Go through the data and copy every line exactly, but not the images.

■ **INFORMATION GIVEN**
====

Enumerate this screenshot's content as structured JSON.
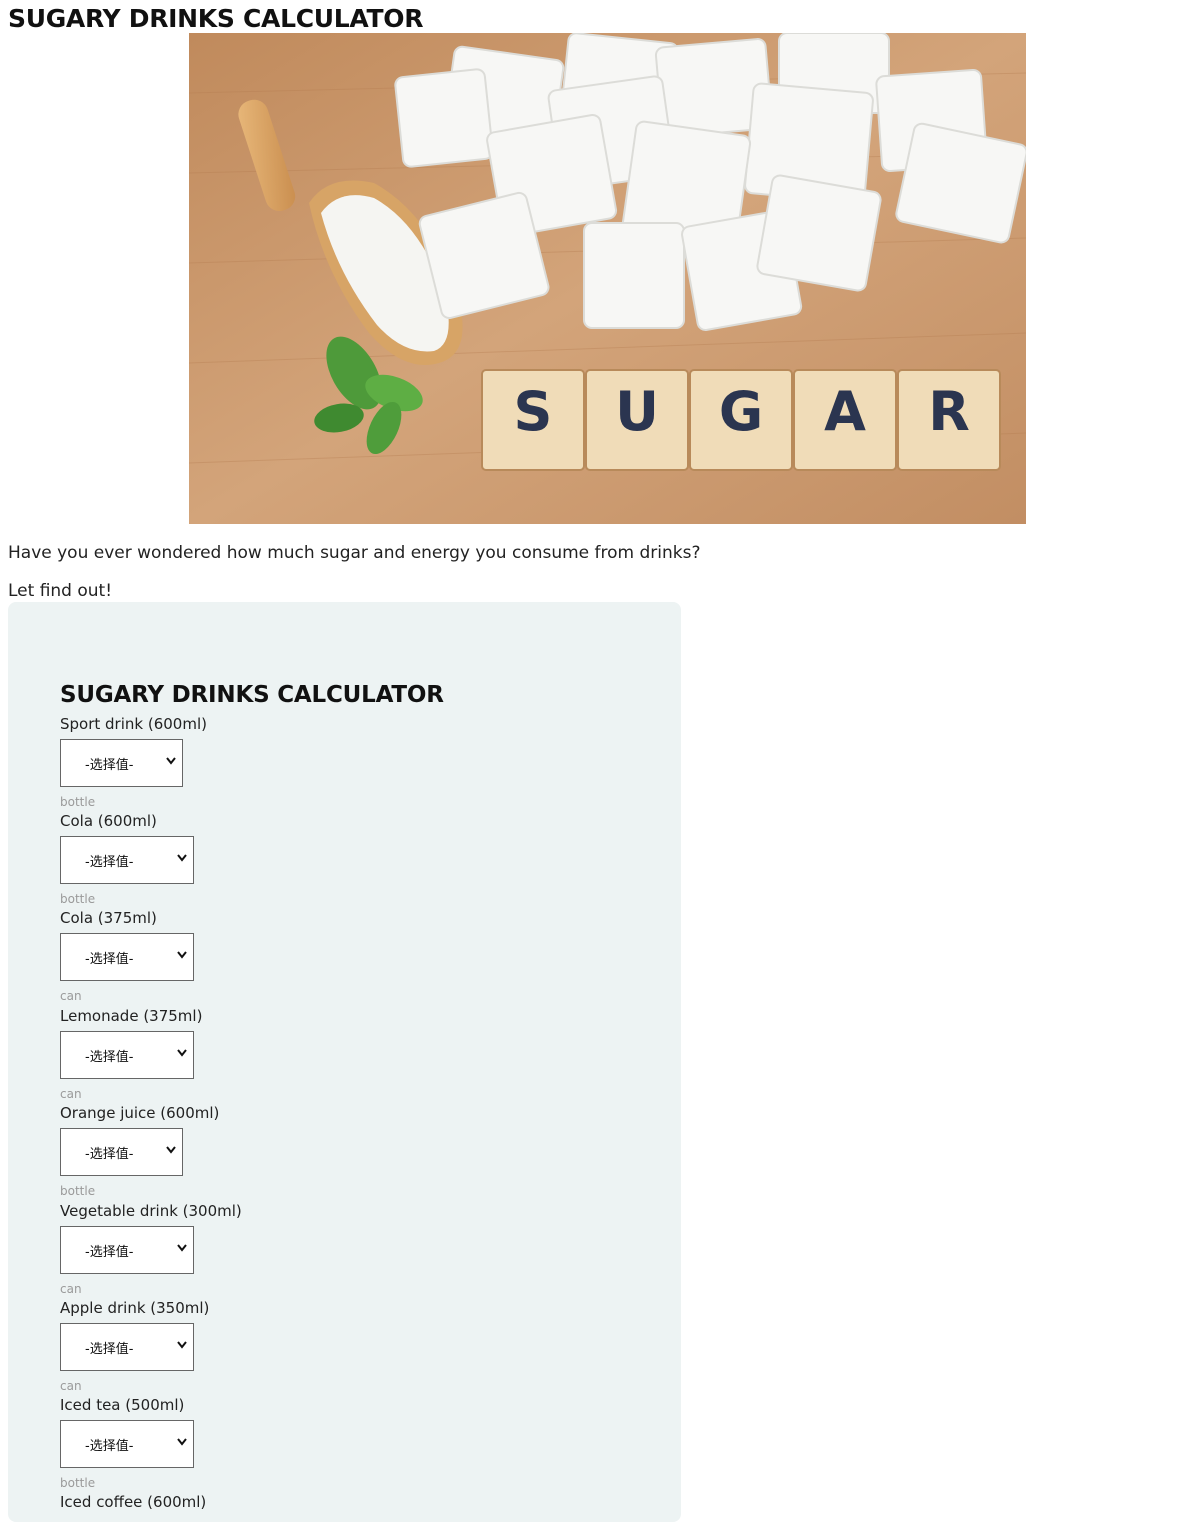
{
  "page": {
    "title": "SUGARY DRINKS CALCULATOR",
    "intro_question": "Have you ever wondered how much sugar and energy you consume from drinks?",
    "intro_cta": "Let find out!"
  },
  "hero_image": {
    "alt": "Sugar cubes and scoop",
    "tiles": [
      "S",
      "U",
      "G",
      "A",
      "R"
    ]
  },
  "calculator": {
    "title": "SUGARY DRINKS CALCULATOR",
    "select_placeholder": "-选择值-",
    "drinks": [
      {
        "label": "Sport drink (600ml)",
        "unit": "bottle"
      },
      {
        "label": "Cola (600ml)",
        "unit": "bottle"
      },
      {
        "label": "Cola (375ml)",
        "unit": "can"
      },
      {
        "label": "Lemonade (375ml)",
        "unit": "can"
      },
      {
        "label": "Orange juice (600ml)",
        "unit": "bottle"
      },
      {
        "label": "Vegetable drink (300ml)",
        "unit": "can"
      },
      {
        "label": "Apple drink (350ml)",
        "unit": "can"
      },
      {
        "label": "Iced tea (500ml)",
        "unit": "bottle"
      },
      {
        "label": "Iced coffee (600ml)",
        "unit": ""
      }
    ]
  },
  "colors": {
    "panel_bg": "#edf3f3",
    "wood": "#c9966a",
    "tile": "#f0dcb8",
    "tile_letter": "#2b3550"
  }
}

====

■ **WRITTEN ANSWER**
Enumerate this screenshot's content as structured JSON.
{
  "page": {
    "title": "SUGARY DRINKS CALCULATOR",
    "intro_question": "Have you ever wondered how much sugar and energy you consume from drinks?",
    "intro_cta": "Let find out!"
  },
  "hero_image": {
    "alt": "Sugar cubes and scoop",
    "tiles": [
      "S",
      "U",
      "G",
      "A",
      "R"
    ]
  },
  "calculator": {
    "title": "SUGARY DRINKS CALCULATOR",
    "select_placeholder": "-选择值-",
    "drinks": [
      {
        "label": "Sport drink (600ml)",
        "unit": "bottle"
      },
      {
        "label": "Cola (600ml)",
        "unit": "bottle"
      },
      {
        "label": "Cola (375ml)",
        "unit": "can"
      },
      {
        "label": "Lemonade (375ml)",
        "unit": "can"
      },
      {
        "label": "Orange juice (600ml)",
        "unit": "bottle"
      },
      {
        "label": "Vegetable drink (300ml)",
        "unit": "can"
      },
      {
        "label": "Apple drink (350ml)",
        "unit": "can"
      },
      {
        "label": "Iced tea (500ml)",
        "unit": "bottle"
      },
      {
        "label": "Iced coffee (600ml)",
        "unit": ""
      }
    ]
  },
  "colors": {
    "panel_bg": "#edf3f3",
    "wood": "#c9966a",
    "tile": "#f0dcb8",
    "tile_letter": "#2b3550"
  }
}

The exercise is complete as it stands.